Kitty spent most of her life in a laboratory, used to breed baby chimpanzees who were likely later used in harmful experiments. She has lived at Cleveland Amory Black Beauty Ranch since 1997.

Media Contact

Samantha Miller
The Humane Society of the United States
Public Relations Department
(301) 258 - 1417


The Fund for Animals was founded in 1967 by prominent author and animal advocate Cleveland Amory.

For more than four decades, The Fund has spearheaded significant events in the history of the animal protection movement by employing national advocacy campaigns, rescue operations and operating a network of world-famous animal care facilities like our Cleveland Amory Black Beauty Ranch.

The Fund's historic victories have saved thousands of animals from cruelty and suffering.

In 2005, The Fund for Animals and The Humane Society of the United States joined together to form an unprecedented partnership for animals. Since then, The Fund has expanded its efforts to protect animals from cruelty and provide for their veterinary, sanctuary, and rehabilitative needs at several direct animal care facilities.

The Fund has won legal actions to protect endangered species and prevent inhumane hunting and trapping practices, and the organization is currently fighting for animals with the help of the Animal Protection Litigation section. This group of full-time attorneys, law clerks, and pro bono law firms are defending animals in federal and state courts from cruelty and abuse. The Fund's current advocacy programs seek to protect wildlife from toxic lead poisoning, stop canned hunts, prevent the commercial trade in wildlife parts, and more.

The Fund's direct animal care operations provide veterinary treatment for thousands of animals year-round, while training volunteers and supporting their local communities.

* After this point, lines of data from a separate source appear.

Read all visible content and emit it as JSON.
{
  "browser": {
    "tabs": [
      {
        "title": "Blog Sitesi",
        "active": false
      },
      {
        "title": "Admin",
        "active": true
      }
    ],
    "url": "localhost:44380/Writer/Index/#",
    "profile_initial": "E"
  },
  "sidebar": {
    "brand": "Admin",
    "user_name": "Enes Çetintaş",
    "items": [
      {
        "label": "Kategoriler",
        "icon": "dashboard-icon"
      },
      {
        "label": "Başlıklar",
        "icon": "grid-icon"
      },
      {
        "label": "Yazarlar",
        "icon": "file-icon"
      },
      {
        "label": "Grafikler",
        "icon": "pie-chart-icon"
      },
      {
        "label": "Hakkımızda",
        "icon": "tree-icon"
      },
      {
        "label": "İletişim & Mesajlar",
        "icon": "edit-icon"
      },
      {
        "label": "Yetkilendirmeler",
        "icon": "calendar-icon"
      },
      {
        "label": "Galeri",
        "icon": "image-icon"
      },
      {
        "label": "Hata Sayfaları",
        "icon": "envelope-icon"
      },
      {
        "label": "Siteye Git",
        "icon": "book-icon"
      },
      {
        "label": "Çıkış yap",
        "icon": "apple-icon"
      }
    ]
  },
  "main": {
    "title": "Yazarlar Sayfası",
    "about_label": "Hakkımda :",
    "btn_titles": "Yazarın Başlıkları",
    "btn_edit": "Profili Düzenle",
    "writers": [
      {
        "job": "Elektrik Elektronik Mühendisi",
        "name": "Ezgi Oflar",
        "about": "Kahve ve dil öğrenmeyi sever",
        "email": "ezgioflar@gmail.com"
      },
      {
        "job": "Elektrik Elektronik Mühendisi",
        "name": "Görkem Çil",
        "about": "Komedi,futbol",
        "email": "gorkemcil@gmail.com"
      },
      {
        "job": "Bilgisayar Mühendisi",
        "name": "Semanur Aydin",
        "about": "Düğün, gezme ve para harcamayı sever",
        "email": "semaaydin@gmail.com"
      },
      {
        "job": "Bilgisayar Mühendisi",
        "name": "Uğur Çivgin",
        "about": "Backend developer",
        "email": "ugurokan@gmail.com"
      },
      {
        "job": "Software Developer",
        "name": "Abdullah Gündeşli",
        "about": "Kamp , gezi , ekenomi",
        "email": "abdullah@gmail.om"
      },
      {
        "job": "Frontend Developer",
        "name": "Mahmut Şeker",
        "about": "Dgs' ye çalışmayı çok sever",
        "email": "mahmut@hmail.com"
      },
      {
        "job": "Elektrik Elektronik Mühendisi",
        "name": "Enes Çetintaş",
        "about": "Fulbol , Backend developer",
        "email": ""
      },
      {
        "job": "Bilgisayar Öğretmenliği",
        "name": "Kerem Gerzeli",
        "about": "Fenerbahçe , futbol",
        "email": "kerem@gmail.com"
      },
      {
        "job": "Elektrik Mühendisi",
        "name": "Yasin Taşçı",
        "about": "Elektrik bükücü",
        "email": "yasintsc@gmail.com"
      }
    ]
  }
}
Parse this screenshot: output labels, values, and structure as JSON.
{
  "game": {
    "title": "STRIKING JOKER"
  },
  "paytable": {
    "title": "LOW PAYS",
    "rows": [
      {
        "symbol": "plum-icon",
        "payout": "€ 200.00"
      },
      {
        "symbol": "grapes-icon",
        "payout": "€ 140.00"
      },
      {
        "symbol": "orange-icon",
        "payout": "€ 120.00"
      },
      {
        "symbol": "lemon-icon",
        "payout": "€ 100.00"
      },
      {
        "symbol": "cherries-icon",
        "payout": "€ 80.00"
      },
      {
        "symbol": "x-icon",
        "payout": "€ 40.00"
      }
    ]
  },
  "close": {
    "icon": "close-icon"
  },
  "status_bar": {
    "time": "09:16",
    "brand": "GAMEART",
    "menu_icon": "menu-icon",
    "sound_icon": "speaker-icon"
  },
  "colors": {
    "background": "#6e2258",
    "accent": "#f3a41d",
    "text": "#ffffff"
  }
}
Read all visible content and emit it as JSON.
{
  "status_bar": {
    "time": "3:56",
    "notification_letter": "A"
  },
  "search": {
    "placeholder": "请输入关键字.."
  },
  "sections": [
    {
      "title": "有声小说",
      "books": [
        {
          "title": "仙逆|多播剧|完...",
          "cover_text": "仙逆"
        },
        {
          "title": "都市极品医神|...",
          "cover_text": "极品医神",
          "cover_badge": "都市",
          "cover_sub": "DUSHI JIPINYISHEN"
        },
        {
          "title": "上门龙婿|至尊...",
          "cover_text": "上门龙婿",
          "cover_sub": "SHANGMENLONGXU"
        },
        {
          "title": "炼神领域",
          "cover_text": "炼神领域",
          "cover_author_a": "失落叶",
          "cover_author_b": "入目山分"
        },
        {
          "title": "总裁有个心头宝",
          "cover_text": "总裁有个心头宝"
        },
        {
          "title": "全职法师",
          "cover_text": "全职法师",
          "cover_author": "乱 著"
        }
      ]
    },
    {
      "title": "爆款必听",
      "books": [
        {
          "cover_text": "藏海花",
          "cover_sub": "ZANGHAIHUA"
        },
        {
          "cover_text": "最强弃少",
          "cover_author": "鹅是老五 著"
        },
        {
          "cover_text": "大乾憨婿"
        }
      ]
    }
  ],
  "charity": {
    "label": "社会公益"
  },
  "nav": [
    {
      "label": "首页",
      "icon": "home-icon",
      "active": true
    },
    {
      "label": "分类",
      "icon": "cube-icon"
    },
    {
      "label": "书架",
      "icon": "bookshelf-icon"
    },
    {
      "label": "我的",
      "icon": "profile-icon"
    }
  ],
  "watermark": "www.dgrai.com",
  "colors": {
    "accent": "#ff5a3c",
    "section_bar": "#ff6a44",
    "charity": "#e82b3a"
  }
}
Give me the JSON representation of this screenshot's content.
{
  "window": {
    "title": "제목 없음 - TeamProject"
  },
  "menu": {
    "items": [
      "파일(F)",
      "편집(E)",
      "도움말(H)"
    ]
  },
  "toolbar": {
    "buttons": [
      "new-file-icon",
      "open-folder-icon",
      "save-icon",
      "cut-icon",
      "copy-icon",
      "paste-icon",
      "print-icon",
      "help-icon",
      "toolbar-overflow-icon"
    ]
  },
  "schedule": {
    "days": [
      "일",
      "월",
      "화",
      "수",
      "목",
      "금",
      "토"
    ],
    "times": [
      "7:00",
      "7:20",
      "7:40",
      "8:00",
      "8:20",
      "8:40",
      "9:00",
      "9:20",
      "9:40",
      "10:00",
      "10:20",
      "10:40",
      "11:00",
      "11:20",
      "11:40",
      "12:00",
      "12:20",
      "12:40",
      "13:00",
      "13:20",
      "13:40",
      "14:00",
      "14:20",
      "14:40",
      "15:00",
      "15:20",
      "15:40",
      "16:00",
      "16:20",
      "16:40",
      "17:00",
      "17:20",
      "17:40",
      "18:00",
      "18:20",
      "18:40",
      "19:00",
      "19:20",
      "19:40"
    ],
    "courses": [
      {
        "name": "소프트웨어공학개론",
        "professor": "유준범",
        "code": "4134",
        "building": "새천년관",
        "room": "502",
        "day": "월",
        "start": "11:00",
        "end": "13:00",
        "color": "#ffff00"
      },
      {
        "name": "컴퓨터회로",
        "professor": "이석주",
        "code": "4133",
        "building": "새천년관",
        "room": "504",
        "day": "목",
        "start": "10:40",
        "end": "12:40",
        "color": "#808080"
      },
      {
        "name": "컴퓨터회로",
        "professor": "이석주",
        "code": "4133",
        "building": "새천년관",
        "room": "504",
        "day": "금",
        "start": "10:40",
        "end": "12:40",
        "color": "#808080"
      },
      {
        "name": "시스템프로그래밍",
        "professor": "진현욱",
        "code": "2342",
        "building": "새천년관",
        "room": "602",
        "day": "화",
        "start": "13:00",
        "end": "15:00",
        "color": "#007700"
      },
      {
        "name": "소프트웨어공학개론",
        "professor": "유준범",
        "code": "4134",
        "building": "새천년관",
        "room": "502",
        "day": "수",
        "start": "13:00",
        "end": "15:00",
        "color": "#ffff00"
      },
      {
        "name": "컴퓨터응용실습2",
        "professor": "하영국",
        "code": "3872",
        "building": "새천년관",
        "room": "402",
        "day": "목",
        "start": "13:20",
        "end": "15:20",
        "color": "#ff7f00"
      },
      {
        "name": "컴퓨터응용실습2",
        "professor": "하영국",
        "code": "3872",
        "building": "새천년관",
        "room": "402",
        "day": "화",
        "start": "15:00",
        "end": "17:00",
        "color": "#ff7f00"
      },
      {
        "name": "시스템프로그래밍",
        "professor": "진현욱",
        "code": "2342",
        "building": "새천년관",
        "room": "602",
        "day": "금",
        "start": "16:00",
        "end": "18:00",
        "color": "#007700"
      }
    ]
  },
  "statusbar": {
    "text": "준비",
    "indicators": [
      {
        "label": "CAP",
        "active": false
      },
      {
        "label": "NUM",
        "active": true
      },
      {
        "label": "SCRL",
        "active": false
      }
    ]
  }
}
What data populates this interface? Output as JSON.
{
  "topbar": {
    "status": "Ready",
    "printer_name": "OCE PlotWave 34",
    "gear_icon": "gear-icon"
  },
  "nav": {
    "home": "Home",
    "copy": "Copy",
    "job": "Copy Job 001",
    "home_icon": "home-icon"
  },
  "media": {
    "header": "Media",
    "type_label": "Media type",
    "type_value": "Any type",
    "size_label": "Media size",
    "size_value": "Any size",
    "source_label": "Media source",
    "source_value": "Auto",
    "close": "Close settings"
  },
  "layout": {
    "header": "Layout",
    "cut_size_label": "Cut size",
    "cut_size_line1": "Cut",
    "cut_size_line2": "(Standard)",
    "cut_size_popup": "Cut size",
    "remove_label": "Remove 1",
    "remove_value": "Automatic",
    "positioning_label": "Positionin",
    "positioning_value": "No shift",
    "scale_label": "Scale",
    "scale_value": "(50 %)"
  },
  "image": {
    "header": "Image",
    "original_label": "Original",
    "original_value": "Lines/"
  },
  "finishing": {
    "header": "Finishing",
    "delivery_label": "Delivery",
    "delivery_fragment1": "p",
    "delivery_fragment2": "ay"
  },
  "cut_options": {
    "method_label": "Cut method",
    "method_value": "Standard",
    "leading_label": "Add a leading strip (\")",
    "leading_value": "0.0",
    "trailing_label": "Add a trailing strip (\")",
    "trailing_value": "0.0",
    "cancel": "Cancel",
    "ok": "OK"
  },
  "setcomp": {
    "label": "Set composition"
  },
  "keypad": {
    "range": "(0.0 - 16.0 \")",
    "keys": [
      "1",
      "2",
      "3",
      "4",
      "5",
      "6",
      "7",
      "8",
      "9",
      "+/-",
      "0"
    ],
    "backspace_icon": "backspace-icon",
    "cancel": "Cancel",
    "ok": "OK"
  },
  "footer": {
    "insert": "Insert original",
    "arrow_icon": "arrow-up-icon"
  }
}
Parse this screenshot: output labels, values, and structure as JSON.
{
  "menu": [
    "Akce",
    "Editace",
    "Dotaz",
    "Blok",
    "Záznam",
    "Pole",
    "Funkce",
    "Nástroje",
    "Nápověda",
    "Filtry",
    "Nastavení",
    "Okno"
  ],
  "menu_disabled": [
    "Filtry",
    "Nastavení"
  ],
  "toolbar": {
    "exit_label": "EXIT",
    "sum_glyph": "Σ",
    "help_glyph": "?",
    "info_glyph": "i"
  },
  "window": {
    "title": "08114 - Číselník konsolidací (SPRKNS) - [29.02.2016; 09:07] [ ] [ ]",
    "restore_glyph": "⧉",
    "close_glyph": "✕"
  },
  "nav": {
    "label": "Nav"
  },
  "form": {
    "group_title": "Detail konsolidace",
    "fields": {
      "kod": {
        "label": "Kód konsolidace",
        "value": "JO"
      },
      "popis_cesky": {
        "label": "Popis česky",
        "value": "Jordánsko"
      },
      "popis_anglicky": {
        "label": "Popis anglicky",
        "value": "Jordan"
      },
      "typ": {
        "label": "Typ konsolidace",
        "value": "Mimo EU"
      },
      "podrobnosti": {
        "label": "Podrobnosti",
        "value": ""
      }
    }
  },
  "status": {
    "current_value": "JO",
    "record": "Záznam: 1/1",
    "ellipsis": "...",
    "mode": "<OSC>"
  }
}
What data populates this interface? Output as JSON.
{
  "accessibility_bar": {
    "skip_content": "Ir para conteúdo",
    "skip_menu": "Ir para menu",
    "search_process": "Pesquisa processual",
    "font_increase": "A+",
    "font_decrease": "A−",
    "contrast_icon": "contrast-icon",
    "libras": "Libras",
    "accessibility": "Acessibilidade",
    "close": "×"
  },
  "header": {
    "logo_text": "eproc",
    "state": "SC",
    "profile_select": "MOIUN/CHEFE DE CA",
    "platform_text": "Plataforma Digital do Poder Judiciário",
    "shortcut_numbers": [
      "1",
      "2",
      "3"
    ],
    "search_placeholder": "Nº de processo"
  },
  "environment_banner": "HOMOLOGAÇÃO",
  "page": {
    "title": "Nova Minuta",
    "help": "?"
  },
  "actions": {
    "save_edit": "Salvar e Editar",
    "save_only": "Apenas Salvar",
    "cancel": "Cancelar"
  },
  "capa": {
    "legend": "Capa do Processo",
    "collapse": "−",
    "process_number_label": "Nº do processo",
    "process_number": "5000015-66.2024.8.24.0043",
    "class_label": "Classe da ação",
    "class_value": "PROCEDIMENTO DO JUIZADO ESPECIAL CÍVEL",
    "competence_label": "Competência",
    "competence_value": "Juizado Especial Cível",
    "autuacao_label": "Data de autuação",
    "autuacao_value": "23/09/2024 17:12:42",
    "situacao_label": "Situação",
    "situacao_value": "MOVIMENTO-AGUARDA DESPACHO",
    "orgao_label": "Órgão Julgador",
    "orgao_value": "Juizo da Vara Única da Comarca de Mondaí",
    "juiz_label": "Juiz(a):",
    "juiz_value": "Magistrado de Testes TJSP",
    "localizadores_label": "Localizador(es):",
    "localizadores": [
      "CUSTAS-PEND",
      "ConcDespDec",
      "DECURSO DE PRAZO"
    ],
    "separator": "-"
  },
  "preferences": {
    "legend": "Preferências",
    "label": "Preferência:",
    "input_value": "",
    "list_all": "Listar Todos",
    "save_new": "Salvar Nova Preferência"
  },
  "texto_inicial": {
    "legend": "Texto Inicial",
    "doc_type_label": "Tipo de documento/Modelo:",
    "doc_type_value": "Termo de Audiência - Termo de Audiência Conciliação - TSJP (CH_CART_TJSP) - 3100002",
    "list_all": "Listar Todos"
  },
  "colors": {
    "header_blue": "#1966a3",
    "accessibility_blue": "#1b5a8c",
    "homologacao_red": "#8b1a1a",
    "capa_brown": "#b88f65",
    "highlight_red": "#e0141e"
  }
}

  • The Cleveland Amory Black Beauty Ranch, the flagship sanctuary, is a permanent refuge for more than 1,000 animals on 1,300 acres in the rolling hills of east Texas. With 43 species ranging from chimps to camels, horses to tigers, this world-renowned facility is the largest and most diverse of its kind.
  • The Fund for Animals Wildlife Center in Southern California provides year-round medical and rehabilitative care to injured and orphaned wildlife and specializes in native predator species such as bobcats, coyotes, and eagles.
  • Our Cape Wildlife Center in Cape Cod, Massachusetts provides year-round emergency care and rehabilitation annually to nearly 2,000 animals from 135 species, including rabbits, squirrels, fox, raccoons, hawks, owls, seabirds, mink, and just about everything in between. Our center also assists the community with humane solutions to wildlife conflicts, and, along with other educational programs, sponsors an externship program for students from the U.S. and around the world to learn about wildlife medicine and rehabilitation.
  • Duchess Sanctuary is a 1,120-acre facility just outside of Oakland, Oregon. It was established in 2008 as a safe haven for abused, abandoned, neglected, and homeless horses and is currently home to more than 180 equines. Mares rescued from the pregnant mare urine (PMU) industry and their offspring have found refuge at Duchess, along with mustangs and many other horses rescued from dire situations across the western states.
  • The Fund for Animals supports the Rabbit Sanctuary, Inc., which offers "hope for the hopless" and a home for rescued rabbits in Simpsonville, South Carolina.